**WHAT IS REQUIRED**
Pick out all lines in the listing holding the string "text" and copy them.

-------

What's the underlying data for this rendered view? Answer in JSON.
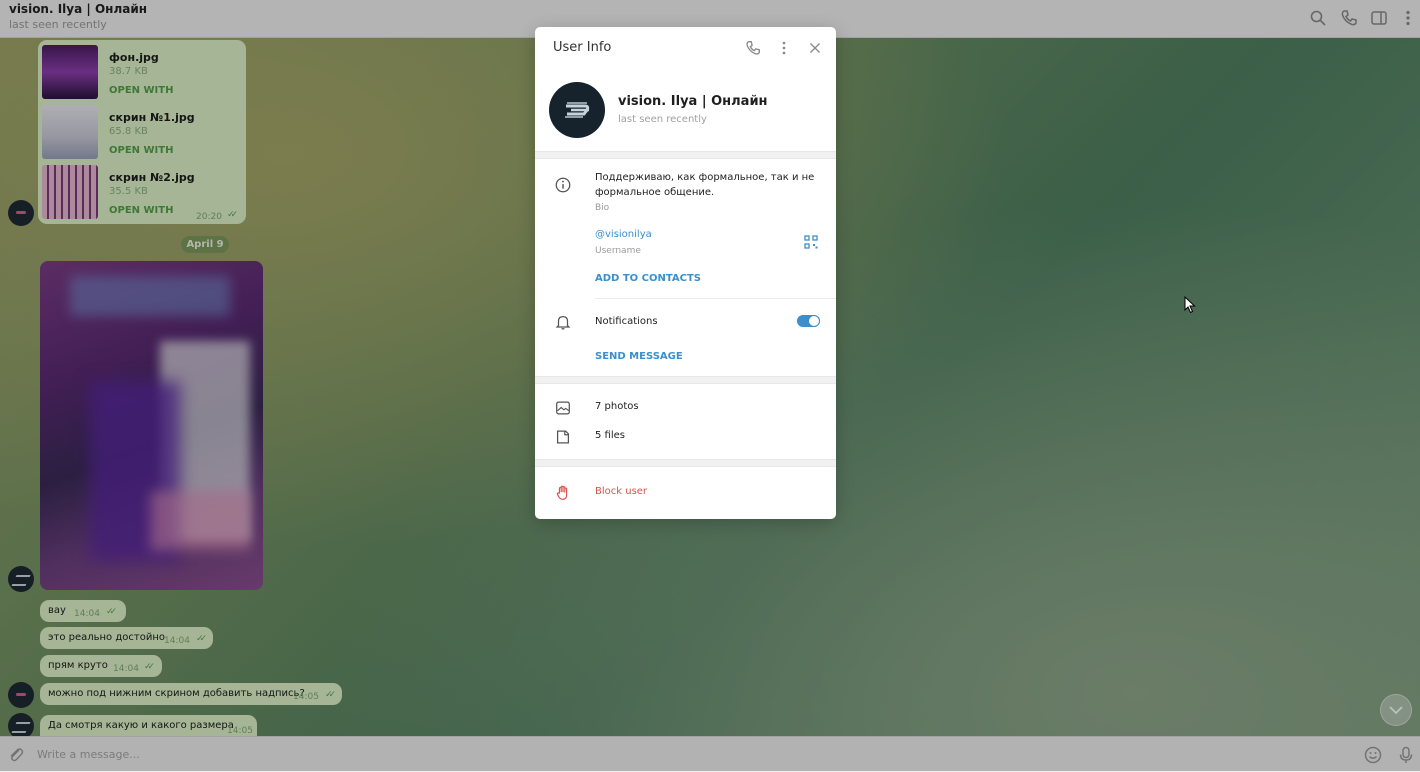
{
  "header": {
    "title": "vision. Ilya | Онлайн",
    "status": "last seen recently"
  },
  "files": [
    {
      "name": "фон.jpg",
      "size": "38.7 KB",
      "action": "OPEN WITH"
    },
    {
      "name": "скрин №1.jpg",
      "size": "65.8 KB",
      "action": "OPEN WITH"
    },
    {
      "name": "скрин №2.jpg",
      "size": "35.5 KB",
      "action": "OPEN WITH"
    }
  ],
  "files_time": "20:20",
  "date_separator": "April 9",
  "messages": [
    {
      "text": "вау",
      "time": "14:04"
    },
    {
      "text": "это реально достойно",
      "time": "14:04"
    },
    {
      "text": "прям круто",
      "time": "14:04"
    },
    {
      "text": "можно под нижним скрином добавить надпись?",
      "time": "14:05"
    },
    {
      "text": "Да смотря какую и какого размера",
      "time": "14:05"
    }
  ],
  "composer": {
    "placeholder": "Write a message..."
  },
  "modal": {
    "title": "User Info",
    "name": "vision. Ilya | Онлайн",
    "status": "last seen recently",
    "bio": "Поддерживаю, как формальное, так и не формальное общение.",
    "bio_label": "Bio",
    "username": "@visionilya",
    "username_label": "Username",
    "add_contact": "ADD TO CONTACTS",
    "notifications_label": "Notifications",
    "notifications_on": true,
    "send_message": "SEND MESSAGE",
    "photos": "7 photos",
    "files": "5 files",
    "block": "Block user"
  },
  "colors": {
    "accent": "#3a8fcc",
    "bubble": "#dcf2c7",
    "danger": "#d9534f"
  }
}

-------

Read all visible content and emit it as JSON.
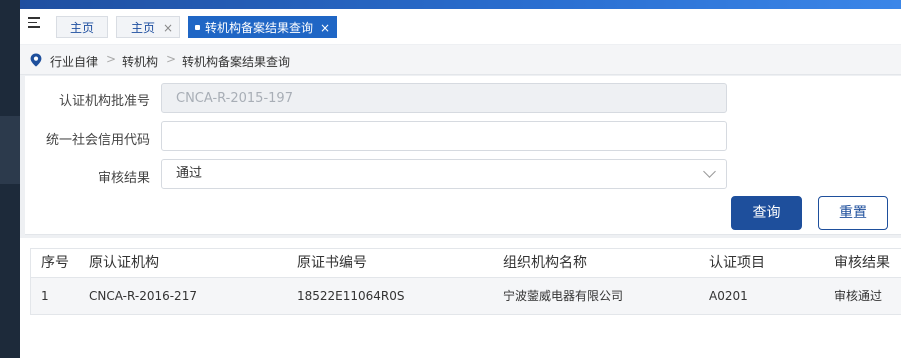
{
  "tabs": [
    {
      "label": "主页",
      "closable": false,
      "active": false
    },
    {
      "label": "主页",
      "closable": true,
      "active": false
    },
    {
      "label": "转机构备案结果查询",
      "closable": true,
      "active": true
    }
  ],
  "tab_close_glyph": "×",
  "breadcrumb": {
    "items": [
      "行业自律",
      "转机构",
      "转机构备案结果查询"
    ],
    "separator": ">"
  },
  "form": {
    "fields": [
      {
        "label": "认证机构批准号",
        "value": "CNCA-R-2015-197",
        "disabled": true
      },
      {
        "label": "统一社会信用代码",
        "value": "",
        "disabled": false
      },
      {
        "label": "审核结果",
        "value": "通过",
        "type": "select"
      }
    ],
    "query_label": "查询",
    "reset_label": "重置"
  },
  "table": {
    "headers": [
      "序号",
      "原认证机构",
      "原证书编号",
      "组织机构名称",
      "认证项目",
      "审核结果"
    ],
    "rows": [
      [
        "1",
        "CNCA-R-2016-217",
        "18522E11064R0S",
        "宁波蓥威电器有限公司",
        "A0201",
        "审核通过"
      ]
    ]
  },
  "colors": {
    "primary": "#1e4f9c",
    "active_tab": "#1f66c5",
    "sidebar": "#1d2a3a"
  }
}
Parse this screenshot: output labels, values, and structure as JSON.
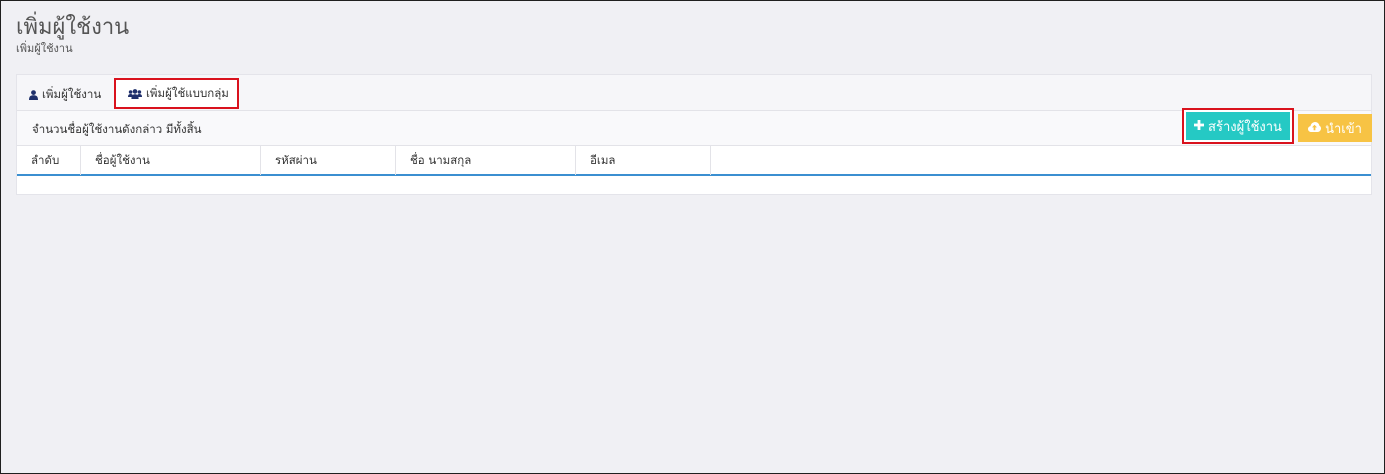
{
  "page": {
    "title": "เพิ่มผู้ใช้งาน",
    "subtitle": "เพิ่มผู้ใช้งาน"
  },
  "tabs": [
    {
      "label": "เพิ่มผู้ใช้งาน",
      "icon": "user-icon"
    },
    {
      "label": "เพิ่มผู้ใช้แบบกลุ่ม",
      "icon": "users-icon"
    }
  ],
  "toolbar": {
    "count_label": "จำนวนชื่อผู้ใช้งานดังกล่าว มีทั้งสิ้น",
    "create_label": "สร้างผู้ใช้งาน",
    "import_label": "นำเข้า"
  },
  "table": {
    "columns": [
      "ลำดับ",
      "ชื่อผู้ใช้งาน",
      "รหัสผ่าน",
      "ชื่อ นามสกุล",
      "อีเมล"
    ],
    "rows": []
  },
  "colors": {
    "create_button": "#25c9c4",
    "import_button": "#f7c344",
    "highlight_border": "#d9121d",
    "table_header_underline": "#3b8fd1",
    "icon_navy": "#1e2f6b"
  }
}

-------

**FINISHED TASK**
      "text": "вау",
      "text": "это реально достойно",
      "text": "прям круто",
      "text": "можно под нижним скрином добавить надпись?",
      "text": "Да смотря какую и какого размера",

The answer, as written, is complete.